The book, in general, will add depth to your gameplay of Rivals of Catan. Rebecca Gable does an excellent job of making sure the book matches in the book in historical perspective and gameplay. You will get a certain thrill when you play both Cadamir and Osmund out on the table. Knowing now that they are close friends and foster brothers. I cannot say enough about how much more fun this game has become after reading the book.
There is even an explanation of how the land of Catan came to be. The author uses mythology of the people to give a story about Odin and a beautiful fairy princess he desired. Gable makes a great effort to make the book historical in nature. I really appreciated how real it made it feel. As a side note, you can find this book also in German. Which some people might enjoy more.
A great story to a great game. Gamers should enjoy this book greatly. It is a must read. for Catan players. It can be enjoyed without the game background! It is one of those books you pass on to another player of the game. Definitely, would make an unique gift for Catan players.
It makes sense that the people are Vikings, who fled their homes where resources were short and looked for a new, warmer land. They were ready to fight for land but found a wonderful, warm island that was unpopulated and had plenty of the resources they wanted.
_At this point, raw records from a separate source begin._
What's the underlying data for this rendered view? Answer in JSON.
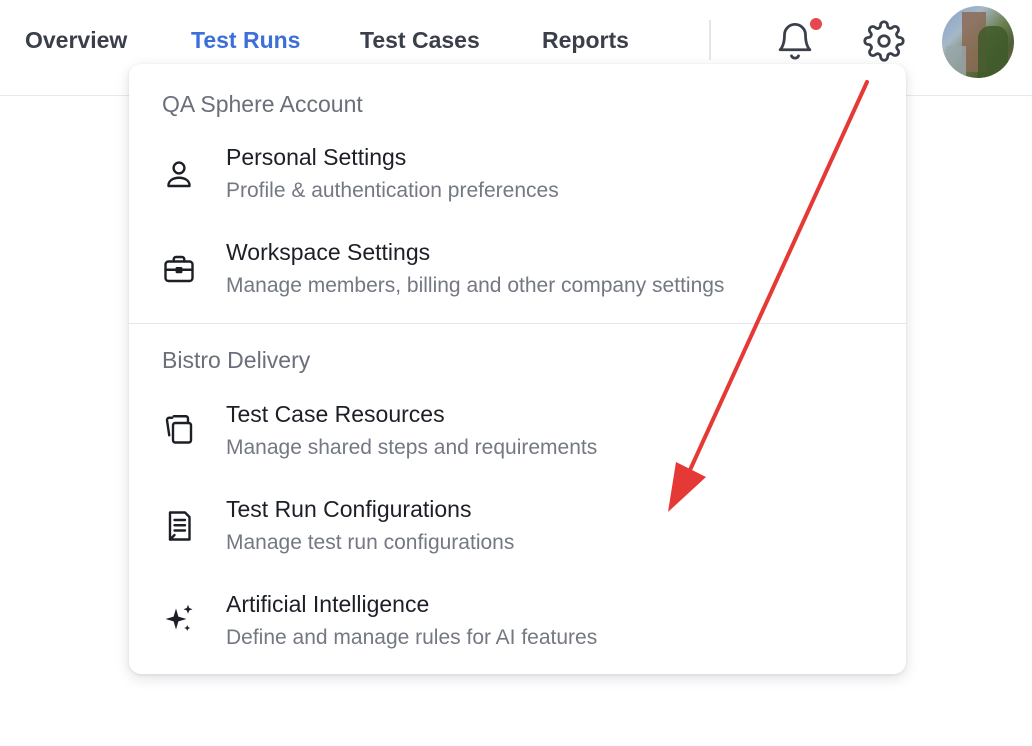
{
  "nav": {
    "tabs": [
      {
        "label": "Overview",
        "active": false
      },
      {
        "label": "Test Runs",
        "active": true
      },
      {
        "label": "Test Cases",
        "active": false
      },
      {
        "label": "Reports",
        "active": false
      }
    ],
    "icons": {
      "notifications": "bell-icon",
      "settings": "gear-icon",
      "profile": "avatar"
    },
    "notification_dot_color": "#e5484d"
  },
  "menu": {
    "sections": [
      {
        "title": "QA Sphere Account",
        "items": [
          {
            "icon": "user-icon",
            "title": "Personal Settings",
            "description": "Profile & authentication preferences"
          },
          {
            "icon": "briefcase-icon",
            "title": "Workspace Settings",
            "description": "Manage members, billing and other company settings"
          }
        ]
      },
      {
        "title": "Bistro Delivery",
        "items": [
          {
            "icon": "documents-icon",
            "title": "Test Case Resources",
            "description": "Manage shared steps and requirements"
          },
          {
            "icon": "document-list-icon",
            "title": "Test Run Configurations",
            "description": "Manage test run configurations"
          },
          {
            "icon": "sparkles-icon",
            "title": "Artificial Intelligence",
            "description": "Define and manage rules for AI features"
          }
        ]
      }
    ]
  },
  "colors": {
    "accent": "#3d6fd8",
    "annotation_arrow": "#e53935"
  }
}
So they established a settlement that used all the same resources we find in the game. Should have been happily every after, except for the greed and vices of some of the settlers. These settlers were exiled from the original settlement, so they established a new settelment for themselves. I guess they settled in the barren desert so that original settlers couldn't find them, but then they couldn't get resources, so became robbers, which again works with the mechanics of the game. Sheep were not native to the island, so this explains why they are a more important resource than other animals. So most of the major game features are explained nicely, in a good story that also educates on viking culture and has good characterization. It's difficult to make characters who hold slaves become relatable to modern readers, but author did a good job of that. A few features of the game were ignored (cities, soldiers, roads) but understandable given that storytelling was more important than fitting the game features.
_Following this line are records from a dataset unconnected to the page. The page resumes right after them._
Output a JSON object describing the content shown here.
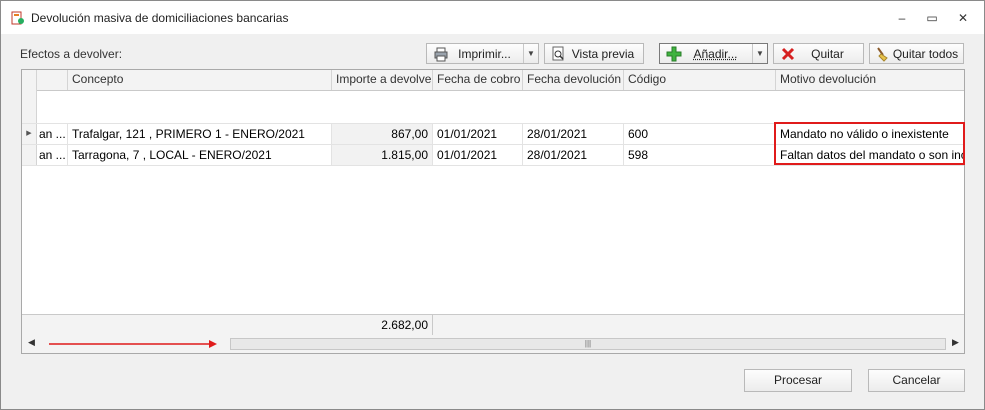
{
  "window": {
    "title": "Devolución masiva de domiciliaciones bancarias",
    "minimize_glyph": "–",
    "restore_glyph": "▭",
    "close_glyph": "✕"
  },
  "toolbar": {
    "label": "Efectos a devolver:",
    "print": "Imprimir...",
    "preview": "Vista previa",
    "add": "Añadir...",
    "remove": "Quitar",
    "remove_all": "Quitar todos"
  },
  "grid": {
    "columns": [
      "Concepto",
      "Importe a devolver",
      "Fecha de cobro",
      "Fecha devolución",
      "Código",
      "Motivo devolución"
    ],
    "rows": [
      {
        "col1": "an ...",
        "concepto": "Trafalgar, 121 , PRIMERO 1 - ENERO/2021",
        "importe": "867,00",
        "fecha_cobro": "01/01/2021",
        "fecha_devolucion": "28/01/2021",
        "codigo": "600",
        "motivo": "Mandato no válido o inexistente"
      },
      {
        "col1": "an ...",
        "concepto": "Tarragona, 7 , LOCAL - ENERO/2021",
        "importe": "1.815,00",
        "fecha_cobro": "01/01/2021",
        "fecha_devolucion": "28/01/2021",
        "codigo": "598",
        "motivo": "Faltan datos del mandato o son inc..."
      }
    ],
    "total": "2.682,00"
  },
  "buttons": {
    "process": "Procesar",
    "cancel": "Cancelar"
  },
  "icons": {
    "app": "document-gear-icon",
    "print": "printer-icon",
    "preview": "magnifier-icon",
    "add": "plus-icon",
    "remove": "red-x-icon",
    "remove_all": "broom-icon"
  },
  "colors": {
    "highlight": "#e01b1b",
    "add_icon": "#3fb33f"
  }
}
All together, a good read with nice connections to the game.
While I expected a book licensed by a board game IP to be rubbish, I was shocked at just how well the author captures the spirit of historical fiction. While the places and people are almost all made up, the cultural setting is rather deep. The ongoing religious conflict between the Norse pagan traditions and the new Christian faith is fascinating.
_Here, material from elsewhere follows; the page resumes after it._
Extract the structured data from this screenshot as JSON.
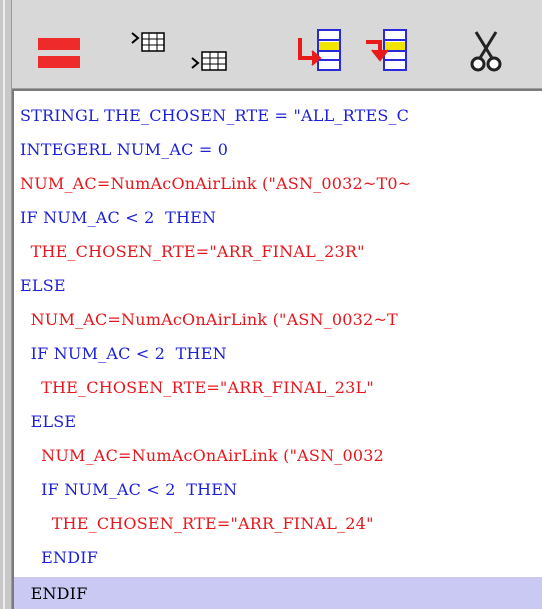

The characters are nearly all quite three-dimensional, with a balance of strengths and flaws.
TW: contains slavery, and non-explicit non-consensual sex.